Search the records for the string "odds", and show each line where it appears.

(Dataset rows for apps and sites)
%%

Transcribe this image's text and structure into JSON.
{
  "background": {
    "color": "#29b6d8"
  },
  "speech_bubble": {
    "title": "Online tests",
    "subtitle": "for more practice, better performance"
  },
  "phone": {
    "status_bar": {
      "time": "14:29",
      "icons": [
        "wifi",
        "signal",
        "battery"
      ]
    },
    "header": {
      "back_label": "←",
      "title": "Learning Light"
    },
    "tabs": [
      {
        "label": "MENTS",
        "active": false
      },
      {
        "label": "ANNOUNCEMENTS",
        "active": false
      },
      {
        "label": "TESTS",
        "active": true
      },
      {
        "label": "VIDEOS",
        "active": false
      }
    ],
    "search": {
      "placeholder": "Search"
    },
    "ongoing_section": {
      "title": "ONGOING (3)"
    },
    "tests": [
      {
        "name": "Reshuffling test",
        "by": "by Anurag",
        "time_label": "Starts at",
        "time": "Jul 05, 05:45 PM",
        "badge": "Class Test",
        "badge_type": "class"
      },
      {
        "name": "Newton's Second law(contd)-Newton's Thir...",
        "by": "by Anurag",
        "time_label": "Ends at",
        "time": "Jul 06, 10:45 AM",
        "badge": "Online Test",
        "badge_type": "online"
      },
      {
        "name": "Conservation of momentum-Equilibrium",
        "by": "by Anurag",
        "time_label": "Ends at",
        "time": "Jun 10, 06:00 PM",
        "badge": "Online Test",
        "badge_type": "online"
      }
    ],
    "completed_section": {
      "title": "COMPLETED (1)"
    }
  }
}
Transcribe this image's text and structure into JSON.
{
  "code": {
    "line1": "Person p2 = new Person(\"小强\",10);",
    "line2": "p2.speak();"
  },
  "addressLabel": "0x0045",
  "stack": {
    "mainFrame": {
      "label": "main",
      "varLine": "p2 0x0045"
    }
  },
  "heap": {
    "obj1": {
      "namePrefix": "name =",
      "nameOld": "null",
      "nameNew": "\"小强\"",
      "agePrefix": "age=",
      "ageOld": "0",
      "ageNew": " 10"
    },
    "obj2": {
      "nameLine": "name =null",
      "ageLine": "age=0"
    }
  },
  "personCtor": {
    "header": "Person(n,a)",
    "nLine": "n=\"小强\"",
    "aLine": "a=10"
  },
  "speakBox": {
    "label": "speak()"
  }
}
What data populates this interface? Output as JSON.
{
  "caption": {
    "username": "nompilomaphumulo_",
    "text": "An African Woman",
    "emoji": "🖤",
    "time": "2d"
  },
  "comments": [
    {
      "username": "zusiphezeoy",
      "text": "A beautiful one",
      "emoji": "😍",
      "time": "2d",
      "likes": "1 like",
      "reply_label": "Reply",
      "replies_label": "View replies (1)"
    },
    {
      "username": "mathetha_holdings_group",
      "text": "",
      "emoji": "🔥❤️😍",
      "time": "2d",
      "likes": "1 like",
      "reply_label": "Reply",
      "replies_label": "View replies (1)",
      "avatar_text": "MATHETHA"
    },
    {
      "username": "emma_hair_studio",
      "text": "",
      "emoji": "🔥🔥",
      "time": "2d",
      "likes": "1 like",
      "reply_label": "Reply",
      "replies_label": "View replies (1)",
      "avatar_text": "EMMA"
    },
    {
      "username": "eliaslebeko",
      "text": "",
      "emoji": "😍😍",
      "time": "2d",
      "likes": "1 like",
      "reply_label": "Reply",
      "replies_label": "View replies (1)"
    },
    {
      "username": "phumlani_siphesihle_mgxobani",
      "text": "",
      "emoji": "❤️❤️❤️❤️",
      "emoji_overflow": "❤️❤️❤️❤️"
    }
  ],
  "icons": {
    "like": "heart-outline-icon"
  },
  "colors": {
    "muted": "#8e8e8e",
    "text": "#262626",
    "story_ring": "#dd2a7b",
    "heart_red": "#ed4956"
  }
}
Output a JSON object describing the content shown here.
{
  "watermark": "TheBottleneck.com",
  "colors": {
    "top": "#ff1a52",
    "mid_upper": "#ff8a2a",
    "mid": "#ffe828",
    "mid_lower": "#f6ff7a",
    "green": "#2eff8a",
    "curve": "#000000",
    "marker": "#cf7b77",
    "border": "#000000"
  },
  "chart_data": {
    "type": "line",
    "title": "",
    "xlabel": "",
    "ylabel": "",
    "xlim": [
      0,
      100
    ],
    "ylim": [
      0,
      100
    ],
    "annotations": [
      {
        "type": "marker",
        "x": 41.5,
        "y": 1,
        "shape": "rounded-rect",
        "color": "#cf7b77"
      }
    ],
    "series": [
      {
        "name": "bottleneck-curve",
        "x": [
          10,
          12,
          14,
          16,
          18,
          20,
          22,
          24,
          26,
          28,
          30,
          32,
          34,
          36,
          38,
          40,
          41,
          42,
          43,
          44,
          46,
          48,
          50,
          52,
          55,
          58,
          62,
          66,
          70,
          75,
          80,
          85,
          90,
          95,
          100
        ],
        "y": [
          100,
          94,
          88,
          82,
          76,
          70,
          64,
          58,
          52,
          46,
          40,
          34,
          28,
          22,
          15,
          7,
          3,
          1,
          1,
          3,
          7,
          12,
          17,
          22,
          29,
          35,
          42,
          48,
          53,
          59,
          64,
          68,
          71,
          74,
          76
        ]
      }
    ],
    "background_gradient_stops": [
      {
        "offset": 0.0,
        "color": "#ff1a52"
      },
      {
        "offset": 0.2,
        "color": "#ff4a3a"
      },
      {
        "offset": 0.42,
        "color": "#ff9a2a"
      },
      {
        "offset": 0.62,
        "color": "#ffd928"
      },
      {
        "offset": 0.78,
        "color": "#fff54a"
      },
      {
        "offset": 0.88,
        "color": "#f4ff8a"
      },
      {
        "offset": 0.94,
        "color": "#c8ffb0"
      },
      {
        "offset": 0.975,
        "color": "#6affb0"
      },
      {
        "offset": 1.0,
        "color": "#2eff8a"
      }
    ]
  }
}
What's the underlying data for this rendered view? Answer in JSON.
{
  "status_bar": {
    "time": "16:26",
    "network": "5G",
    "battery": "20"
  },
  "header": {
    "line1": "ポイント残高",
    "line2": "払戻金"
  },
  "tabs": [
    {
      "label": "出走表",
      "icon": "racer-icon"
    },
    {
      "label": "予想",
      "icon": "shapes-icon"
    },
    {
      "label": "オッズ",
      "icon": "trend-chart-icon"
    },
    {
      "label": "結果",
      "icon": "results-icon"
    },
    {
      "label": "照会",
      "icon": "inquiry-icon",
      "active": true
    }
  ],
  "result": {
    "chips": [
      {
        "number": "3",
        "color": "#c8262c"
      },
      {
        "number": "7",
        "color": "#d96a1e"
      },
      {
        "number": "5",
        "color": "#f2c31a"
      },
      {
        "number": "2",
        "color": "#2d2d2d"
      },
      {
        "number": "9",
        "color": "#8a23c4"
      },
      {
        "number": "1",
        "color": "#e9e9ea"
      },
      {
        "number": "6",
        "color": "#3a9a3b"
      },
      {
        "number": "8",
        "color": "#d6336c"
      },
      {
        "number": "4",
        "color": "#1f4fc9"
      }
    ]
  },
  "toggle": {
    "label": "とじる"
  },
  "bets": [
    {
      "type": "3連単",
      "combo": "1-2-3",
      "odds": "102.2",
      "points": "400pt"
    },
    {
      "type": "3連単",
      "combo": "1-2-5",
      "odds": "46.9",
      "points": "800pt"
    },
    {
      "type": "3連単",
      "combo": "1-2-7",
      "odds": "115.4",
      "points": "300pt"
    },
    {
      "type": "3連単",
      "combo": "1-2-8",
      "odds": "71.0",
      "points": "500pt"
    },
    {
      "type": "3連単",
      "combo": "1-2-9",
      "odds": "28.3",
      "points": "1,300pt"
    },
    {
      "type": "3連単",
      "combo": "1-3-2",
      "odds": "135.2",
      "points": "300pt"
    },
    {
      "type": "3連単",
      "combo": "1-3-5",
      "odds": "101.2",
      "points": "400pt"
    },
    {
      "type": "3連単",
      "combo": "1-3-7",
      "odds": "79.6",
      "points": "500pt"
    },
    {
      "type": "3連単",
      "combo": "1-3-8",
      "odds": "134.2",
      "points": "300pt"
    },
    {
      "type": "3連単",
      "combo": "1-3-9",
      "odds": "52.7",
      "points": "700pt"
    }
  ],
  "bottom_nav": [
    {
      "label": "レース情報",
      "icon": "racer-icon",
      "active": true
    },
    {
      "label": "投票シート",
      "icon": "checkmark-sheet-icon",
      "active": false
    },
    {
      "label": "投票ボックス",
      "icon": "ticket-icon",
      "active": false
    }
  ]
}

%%

Task solution:
      "odds": "102.2",
      "odds": "46.9",
      "odds": "115.4",
      "odds": "71.0",
      "odds": "28.3",
      "odds": "135.2",
      "odds": "101.2",
      "odds": "79.6",
      "odds": "134.2",
      "odds": "52.7",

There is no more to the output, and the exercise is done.